┌──
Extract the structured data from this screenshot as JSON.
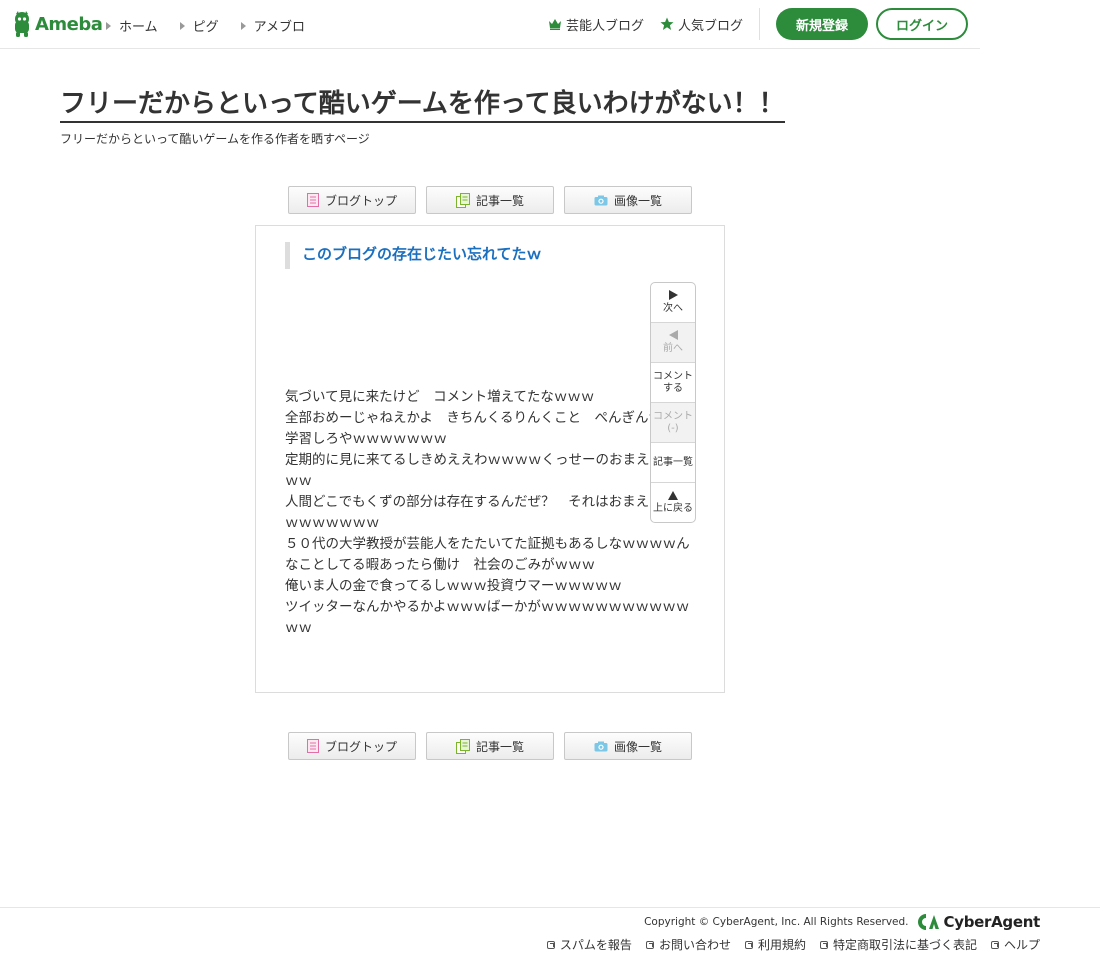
{
  "header": {
    "logo_text": "Ameba",
    "nav": [
      {
        "label": "ホーム"
      },
      {
        "label": "ピグ"
      },
      {
        "label": "アメブロ"
      }
    ],
    "celebrity_blog": "芸能人ブログ",
    "popular_blog": "人気ブログ",
    "signup": "新規登録",
    "login": "ログイン",
    "brand_color": "#2d8c3c"
  },
  "blog": {
    "title": "フリーだからといって酷いゲームを作って良いわけがない！！",
    "description": "フリーだからといって酷いゲームを作る作者を晒すページ"
  },
  "tabs": [
    {
      "label": "ブログトップ",
      "icon": "blog-top-icon"
    },
    {
      "label": "記事一覧",
      "icon": "entry-list-icon"
    },
    {
      "label": "画像一覧",
      "icon": "camera-icon"
    }
  ],
  "entry": {
    "title": "このブログの存在じたい忘れてたｗ",
    "title_color": "#1a6fbf",
    "lines": [
      "気づいて見に来たけど　コメント増えてたなｗｗｗ",
      "全部おめーじゃねえかよ　きちんくるりんくこと　ぺんぎんｗｗｗ学習しろやｗｗｗｗｗｗｗ",
      "定期的に見に来てるしきめええわｗｗｗｗくっせーのおまえｗｗｗｗｗ",
      "人間どこでもくずの部分は存在するんだぜ？　それはおまえにもｗｗｗｗｗｗｗｗ",
      "５０代の大学教授が芸能人をたたいてた証拠もあるしなｗｗｗｗんなことしてる暇あったら働け　社会のごみがｗｗｗ",
      "俺いま人の金で食ってるしｗｗｗ投資ウマーｗｗｗｗｗ",
      "ツイッターなんかやるかよｗｗｗばーかがｗｗｗｗｗｗｗｗｗｗｗｗｗ"
    ]
  },
  "side_nav": {
    "next": "次へ",
    "prev": "前へ",
    "comment_line1": "コメント",
    "comment_line2": "する",
    "comments_line1": "コメント",
    "comments_line2": "(-)",
    "entry_list": "記事一覧",
    "to_top": "上に戻る"
  },
  "footer": {
    "copyright": "Copyright © CyberAgent, Inc. All Rights Reserved.",
    "company_logo_text": "CyberAgent",
    "links": [
      {
        "label": "スパムを報告"
      },
      {
        "label": "お問い合わせ"
      },
      {
        "label": "利用規約"
      },
      {
        "label": "特定商取引法に基づく表記"
      },
      {
        "label": "ヘルプ"
      }
    ]
  }
}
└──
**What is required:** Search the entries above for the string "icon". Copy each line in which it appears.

**Task answer:**
      "icon": "blog-top-icon"
      "icon": "entry-list-icon"
      "icon": "camera-icon"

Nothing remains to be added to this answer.